Once the candidate took the stage his first eight minutes comprised thanking still other politicians, including former Senators Dodd, Kerry and Kerrey who were traveling with him. The former VP was heckled twice, the first time for accepting oil money, and I couldn’t hear the point of the second heckler. Eventually Joe Biden got round to his message, which, abridged, was: Trump, egregious. Obama and me, Obama and me, Obama and me. And I won’t let Trump continue to happen to my country.

In contrast the Yang campaign filled a Marriott ballroom. Preliminary music and flag-waving. At the appointed hour a single warm-up speaker shared three or four minutes of remarks, the candidate promptly followed, strode across the stage and did his well-rehearsed twenty, twenty-five minute rap, an inspirational thing, got on, got off, music swelled, event done.

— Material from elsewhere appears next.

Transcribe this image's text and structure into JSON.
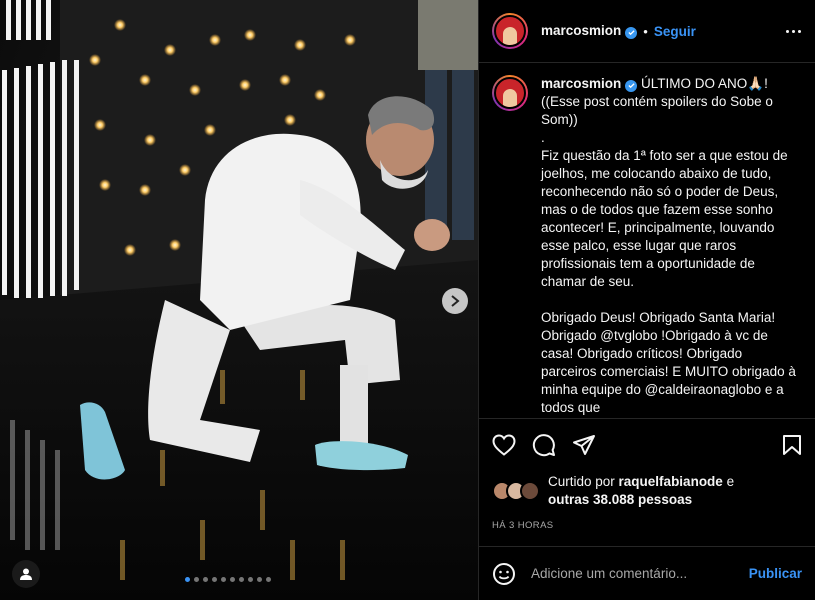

Across town a Buttigieg rally exhibited the same production values at Lincoln High School. His well-rehearsed amen corner, already in place before the crowd was led in, stood and swayed and chanted and cheered. A brief set-up, then the candidate was there, more substantive and less inspirational than Yang (in their respective styles), fishing a mildly gimmicky handful of questions from a bowl. And then he was gone.

The 2020 attention span appreciates the approach of Yang and Buttigieg.

I feel desperately sorry for a good and decent Joe Biden whose initial candidacy, for the 1988 nomination, I expected to support until it was cut short by that darned plagarism thing.

The New Hampshire primary was last night. Correctly anticipating disaster, Biden fled to Columbia, South Carolina earlier in the day, from which he attempted to diminish his fifth-place finish. Following his wife, who often introduces him, he introduced himself as “Joe Biden’s husband” and pledged himself as the savior of minorities, or maybe even not a white male himself. “Our votes count, too,” he declared, identifying himself with minorities.

He went on about “all these candidates who have beaten incumbents, like Bill Clinton, Barack Obama….” Joe Biden was Barack Obama’s running mate. Barack Obama defeated John McCain in 1988. John McCain was not an incumbent.

All this was predictable and it was widely predicted.

On the strength of his name and his career, Biden teased his entrance to the race long past the other candidates before finally committing to the race less than ten months ago. I wish he hadn’t. Lots of moderates in the Democratic Party wish he hadn’t. He and his family surely must wish he hadn’t, too.

Early lessons after Iowa and New Hampshire:

• Small states, where retail politics works, are important and help to set expectations for the later paid-media-driven larger states.

• Joe Biden floated atop slow-to-move national polls for far too long, while the dynamics of important early state polls shifted radically. Early state outcomes radically change national momentum. Memo for next time: Discount national polls. Pay attention to early states.

• Pete Buttigieg is sharp, mostly hits all the right notes, and will remain sharp even at age 42, four years from now.

• Amy Klobuchar extends the Happy Warrior legacy of Minnesota politics. She’s demonstratively uplifting. After her better than expected performance in New Hampshire she desperately needs a thorough polishing by state-of-the-art political operatives, and in a hurry.